The legend has it that Paxos Island was formed when Poseidon, god of the sea severed the south tip of Corfu island with one mighty blow of his trident and dragged it south to create an idyllic retreat for his beloved wife Amphitriti.
With an area of 25 sq km. and a population of 2500 inhabitants this green island covered, mostly of olive and cypress trees, is the smallest in the Ionian sea .
It lies only 7 nautical miles from Corfu island 30 nautical miles from the harbour of Corfu city and 12 nautical miles from the beautiful city of Parga, of mainland Epirus which is situated opposite the island. The natural beauty of Paxos attracts dozens of yachts giving the island a cosmopolitan air. White impressive rocks sit vertically along the whole western site of the island. There, are also situated the famous blue caves. According to the legend, in the blue cave of Ypapanti, which is 1200m long and leads to the centre of the island, was situated the marble palace of Poseidon and Amphitriti. Gaios is the capital of Paxos island and took the name of a student of Apostel Paul who introduced Christianity on the island, died and was buried in there.
The small channel which leads to the village city of Gaios impresses every one with the natural fjord that is formed at its entrance by two small islets, the isled of Panagia (Blessed Virgin) and the isled of Agios Nicolas. The inhabitants of Paxos island are mostly working on the cultivation of the olive, fishing and tourism.
The history of Paxos Island is in general the same as that of Corfu Island. During the Venetian period, which lasted for 400 years 14th-18th century trade, shipping and agriculture developed in it. The Venetians imposed the cultivation of olive trees.
The planting of olive trees was expanded until they covered practically the entire surface of the island.

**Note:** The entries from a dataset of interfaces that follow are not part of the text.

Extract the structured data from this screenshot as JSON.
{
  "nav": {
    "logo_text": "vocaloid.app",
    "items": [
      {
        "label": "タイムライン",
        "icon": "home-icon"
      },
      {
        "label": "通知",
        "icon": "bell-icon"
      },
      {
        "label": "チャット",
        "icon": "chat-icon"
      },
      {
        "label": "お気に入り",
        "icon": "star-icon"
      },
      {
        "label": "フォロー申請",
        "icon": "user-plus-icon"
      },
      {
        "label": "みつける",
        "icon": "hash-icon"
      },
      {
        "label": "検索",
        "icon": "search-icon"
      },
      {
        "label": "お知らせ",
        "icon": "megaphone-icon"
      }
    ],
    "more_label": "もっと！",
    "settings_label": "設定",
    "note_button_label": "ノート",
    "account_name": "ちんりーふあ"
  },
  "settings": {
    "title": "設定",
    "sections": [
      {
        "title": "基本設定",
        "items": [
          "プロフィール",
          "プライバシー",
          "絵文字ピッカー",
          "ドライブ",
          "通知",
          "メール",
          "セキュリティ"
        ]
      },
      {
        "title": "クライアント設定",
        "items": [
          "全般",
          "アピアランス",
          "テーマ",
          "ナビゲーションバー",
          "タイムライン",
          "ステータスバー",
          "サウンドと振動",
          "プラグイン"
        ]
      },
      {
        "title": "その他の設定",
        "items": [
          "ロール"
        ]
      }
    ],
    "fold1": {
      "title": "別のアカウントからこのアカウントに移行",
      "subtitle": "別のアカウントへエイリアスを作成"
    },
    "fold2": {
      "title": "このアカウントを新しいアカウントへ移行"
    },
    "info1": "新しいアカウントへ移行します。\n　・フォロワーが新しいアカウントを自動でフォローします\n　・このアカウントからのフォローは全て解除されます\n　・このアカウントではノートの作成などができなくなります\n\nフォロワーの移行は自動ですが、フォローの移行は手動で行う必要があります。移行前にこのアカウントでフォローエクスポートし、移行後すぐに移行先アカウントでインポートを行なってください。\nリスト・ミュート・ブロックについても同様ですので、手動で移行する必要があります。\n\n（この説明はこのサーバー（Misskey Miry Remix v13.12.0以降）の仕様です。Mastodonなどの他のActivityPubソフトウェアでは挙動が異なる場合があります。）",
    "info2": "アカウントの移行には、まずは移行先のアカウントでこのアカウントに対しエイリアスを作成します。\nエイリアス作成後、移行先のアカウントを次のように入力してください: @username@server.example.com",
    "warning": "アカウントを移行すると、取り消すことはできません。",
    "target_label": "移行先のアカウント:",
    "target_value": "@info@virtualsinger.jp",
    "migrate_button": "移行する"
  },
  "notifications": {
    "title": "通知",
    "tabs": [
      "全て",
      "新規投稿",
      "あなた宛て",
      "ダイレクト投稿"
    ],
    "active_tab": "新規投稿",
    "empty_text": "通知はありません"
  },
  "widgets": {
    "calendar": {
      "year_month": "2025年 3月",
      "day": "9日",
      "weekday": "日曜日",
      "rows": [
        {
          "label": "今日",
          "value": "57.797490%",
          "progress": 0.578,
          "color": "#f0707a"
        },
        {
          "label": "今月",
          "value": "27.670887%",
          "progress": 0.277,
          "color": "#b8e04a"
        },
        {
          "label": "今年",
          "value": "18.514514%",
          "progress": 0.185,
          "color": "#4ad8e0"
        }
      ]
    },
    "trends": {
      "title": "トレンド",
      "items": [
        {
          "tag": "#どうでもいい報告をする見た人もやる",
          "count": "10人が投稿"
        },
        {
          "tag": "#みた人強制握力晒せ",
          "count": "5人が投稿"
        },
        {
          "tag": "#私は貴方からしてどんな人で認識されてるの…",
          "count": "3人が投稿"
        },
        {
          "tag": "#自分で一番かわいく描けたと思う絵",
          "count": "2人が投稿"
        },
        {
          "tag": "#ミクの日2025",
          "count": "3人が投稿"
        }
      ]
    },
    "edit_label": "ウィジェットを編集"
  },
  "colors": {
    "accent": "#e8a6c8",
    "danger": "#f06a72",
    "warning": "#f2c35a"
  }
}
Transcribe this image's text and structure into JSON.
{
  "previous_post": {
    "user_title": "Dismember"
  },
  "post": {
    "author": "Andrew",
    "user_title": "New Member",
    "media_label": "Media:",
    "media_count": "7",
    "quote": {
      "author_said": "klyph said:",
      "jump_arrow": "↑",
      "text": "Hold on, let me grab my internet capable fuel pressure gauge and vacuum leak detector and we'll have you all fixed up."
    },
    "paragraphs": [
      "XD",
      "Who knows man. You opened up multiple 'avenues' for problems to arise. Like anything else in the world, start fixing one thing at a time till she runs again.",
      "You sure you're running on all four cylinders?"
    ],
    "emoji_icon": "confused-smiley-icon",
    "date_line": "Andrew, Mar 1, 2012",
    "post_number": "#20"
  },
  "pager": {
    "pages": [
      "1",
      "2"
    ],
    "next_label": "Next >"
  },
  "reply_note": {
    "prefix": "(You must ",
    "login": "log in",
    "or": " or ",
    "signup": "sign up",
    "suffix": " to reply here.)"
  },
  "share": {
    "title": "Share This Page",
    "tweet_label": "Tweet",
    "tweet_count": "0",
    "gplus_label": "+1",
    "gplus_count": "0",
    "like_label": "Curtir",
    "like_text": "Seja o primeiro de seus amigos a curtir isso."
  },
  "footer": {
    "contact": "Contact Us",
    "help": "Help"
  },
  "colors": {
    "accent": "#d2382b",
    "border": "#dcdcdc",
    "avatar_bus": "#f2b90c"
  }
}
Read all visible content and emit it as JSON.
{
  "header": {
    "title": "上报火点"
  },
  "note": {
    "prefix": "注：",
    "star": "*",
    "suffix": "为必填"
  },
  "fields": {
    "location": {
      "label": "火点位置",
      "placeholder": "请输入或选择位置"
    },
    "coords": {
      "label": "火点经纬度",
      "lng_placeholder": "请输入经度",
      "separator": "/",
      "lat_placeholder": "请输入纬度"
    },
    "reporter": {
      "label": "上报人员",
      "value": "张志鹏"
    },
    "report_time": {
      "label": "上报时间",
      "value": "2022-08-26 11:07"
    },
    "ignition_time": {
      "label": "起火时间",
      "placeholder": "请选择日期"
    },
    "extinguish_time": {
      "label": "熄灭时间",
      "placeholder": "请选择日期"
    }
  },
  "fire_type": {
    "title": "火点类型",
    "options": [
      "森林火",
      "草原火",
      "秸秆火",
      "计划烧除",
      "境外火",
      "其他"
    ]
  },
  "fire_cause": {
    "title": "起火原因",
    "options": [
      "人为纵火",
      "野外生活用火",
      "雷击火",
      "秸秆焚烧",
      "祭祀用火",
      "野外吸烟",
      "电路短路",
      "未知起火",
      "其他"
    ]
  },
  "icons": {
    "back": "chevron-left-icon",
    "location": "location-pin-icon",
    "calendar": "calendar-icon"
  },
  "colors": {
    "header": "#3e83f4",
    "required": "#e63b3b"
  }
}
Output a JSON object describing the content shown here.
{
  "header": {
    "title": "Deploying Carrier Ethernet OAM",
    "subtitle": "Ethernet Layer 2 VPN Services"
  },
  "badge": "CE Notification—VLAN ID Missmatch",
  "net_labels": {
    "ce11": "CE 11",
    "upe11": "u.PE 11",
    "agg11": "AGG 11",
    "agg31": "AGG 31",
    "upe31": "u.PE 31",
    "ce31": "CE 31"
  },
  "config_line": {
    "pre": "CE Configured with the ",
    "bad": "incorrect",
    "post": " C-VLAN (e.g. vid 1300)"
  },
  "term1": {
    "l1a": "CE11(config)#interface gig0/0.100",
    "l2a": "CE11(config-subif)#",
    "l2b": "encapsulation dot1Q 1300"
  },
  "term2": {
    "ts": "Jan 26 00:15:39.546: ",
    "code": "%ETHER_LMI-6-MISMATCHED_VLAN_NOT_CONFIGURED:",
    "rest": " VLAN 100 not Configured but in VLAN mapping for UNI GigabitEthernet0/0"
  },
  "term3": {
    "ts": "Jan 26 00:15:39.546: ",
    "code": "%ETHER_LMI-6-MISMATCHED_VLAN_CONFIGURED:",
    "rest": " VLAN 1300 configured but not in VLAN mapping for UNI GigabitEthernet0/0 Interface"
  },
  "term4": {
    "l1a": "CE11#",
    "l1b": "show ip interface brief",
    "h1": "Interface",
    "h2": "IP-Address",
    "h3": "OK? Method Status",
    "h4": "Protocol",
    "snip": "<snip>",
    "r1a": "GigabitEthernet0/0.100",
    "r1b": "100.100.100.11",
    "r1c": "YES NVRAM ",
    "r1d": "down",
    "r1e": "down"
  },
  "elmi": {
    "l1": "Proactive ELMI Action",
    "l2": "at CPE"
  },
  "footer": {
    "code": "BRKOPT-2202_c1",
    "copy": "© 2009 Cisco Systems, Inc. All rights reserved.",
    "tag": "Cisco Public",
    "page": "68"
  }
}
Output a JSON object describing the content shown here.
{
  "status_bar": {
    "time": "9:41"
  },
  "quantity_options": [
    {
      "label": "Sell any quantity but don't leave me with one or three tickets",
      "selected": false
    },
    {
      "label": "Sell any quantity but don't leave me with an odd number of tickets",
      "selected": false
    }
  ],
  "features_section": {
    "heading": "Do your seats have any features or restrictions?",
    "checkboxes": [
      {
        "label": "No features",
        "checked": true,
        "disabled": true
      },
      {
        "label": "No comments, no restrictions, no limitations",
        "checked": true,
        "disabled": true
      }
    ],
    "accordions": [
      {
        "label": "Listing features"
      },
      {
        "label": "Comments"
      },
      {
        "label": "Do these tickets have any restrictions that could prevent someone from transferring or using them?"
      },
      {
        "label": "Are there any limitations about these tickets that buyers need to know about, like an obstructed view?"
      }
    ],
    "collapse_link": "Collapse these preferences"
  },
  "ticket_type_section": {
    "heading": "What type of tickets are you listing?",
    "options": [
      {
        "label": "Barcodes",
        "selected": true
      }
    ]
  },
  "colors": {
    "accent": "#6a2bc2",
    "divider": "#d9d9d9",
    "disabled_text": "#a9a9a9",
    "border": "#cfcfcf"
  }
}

The same period the fortress and the windmill on the islet of Agios Nicolas were built (15th century). In 1537 the historical naval battle of Paxos Island took place between the Christian fleet of Andrea Doria and the Turkish fleet. In 1797 the Venetians decided to surrender the Ionian Islands after 411 years of firm ruling to the French Republic, who ruled for 2 years. In 1810 the Paxiots rebelled against the French. 54 members of the rebel party were sent to trial, 19 of them were shipped to Corfu judged and convicted and 7 of them were finally executed. In 1814 the British occupied Paxos island and held it until 1864 when along with the other Ionian Islands it was united with Greece.